There are a few things in life no one wants to talk about.
Of course I am not going to mention what they are here, because they will only depress me and will probably do the same to you. Included in the list, but really shouldn’t be, is one thing that I don’t think is depressing at all. It’s the topic of having a will.
You might think it’s strange that I bring this up and wonder why I’m talking about it at all, but the reason will become obvious after the next sentence. Just the other day, Laura and I met with the attorney to create two wills.
I know, I know…I debated for days about whether or not I was even going to bring this up, but I decided to talk about it tonight because I began recalling all the “will” conversations I have had in the past ten years. I think that just about everyone I spoke to about it said something like, “Oh yeah, I have to do that” or “Ummm, I really need to update mine.” There wasn’t anyone who said, “Yup, all done. Nice and tidy.”
I guess the reason why many people don’t have a will at all is probably the same reason I never went about getting one. As I put it to the lawyer, “This has been sitting on my to-do list for about a year now and I am just getting around to it.” It’s really not one of those “must do” things in life. It’s more of one of the “should do” things. I think a bit of organization here and there is much more appealing than total chaos at the wrong time.
We learned a few things while sitting at that big table earlier this week. We learned about the state laws and what would happen if we didn’t have a will at all. We learned what would happen now that we did. We also learned all about another type of will, called the “living will.”
If you remember the Terri Schiavo case, I am sure you will begin to understand the importance of having a living will. This, in some ways, is more important than a traditional will. Basically, this piece of paper gives the authority to one person to make a very important decision for you. You can click the “living will” link to learn more about it.
There is a really big area that so many people forget to address while making a will (or updating your existing one). It’s funny, because we actually reminded the attorney to update his own. This area has to do with pets.
Laura used to work in the animal industry. She told me that most animals that are put in shelters are put there because someone died and there were no instructions on what to do with the pet once the time for that decision to be made. Many family members aren’t too keen on taking on someone’s cat or dog, so these pets usually end up in the local animal shelter. Really, all it takes is one line in someone’s will to specify a friend or “pet friendly” family member that the pets should go to. It’s not like an order, but more like informing the people who usually read a will later on. “Oh, would you look at that. I had no idea that Daisy down the road wanted those cats.”

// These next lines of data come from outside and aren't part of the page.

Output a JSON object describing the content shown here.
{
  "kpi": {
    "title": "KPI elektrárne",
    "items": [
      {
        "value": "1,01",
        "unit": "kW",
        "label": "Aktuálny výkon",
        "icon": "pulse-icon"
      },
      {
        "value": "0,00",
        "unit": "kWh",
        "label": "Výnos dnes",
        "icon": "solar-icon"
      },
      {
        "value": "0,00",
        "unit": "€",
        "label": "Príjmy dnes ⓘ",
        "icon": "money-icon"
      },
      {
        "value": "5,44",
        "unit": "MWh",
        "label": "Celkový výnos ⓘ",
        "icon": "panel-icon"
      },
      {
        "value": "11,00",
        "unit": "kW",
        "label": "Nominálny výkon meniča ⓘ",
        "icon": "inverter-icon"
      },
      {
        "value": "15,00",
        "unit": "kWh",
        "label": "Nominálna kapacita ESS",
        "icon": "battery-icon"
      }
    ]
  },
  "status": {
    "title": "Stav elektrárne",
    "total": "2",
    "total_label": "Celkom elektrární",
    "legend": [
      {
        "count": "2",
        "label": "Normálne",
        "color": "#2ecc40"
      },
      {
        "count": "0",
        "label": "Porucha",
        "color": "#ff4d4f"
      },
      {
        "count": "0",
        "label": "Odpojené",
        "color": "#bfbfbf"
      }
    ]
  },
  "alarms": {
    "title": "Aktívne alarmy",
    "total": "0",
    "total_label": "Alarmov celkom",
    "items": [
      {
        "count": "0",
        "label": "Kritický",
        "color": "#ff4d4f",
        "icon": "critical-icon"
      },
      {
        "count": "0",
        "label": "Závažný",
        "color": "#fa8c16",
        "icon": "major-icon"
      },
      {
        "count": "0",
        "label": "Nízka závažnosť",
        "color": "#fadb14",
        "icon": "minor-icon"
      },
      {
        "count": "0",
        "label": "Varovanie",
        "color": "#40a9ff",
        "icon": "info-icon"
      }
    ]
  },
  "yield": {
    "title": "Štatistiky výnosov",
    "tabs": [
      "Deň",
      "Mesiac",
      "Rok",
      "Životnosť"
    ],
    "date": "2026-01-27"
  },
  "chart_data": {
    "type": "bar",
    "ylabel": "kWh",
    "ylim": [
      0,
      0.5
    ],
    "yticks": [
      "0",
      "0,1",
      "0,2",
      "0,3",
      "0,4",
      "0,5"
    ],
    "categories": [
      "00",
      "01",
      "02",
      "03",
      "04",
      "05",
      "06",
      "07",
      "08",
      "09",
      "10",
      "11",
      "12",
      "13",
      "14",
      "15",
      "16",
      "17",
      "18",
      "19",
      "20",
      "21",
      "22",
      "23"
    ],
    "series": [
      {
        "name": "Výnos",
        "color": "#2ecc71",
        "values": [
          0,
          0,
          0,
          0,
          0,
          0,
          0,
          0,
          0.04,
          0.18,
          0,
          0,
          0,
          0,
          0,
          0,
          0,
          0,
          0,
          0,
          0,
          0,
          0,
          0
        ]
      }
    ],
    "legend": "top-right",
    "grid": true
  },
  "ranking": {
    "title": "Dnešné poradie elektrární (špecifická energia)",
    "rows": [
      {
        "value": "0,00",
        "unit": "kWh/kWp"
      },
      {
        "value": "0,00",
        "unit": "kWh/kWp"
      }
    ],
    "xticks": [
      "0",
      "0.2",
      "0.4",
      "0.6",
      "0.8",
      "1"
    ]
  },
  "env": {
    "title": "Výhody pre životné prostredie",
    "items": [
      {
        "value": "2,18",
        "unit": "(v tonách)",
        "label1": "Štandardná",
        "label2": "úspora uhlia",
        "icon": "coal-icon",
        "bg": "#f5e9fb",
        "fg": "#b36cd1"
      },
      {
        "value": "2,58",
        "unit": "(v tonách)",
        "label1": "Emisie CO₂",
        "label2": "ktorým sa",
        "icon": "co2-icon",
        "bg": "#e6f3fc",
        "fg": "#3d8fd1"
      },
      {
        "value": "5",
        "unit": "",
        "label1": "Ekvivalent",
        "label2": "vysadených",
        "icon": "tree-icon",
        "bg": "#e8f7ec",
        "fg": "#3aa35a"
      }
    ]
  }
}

So, there you have it. I think I got through that with some definite skill. It’s sort of like navigating a landmine, but I realized that talking about these things can be helpful and a reminder for all of those people who might now say, “Let’s go get it done.”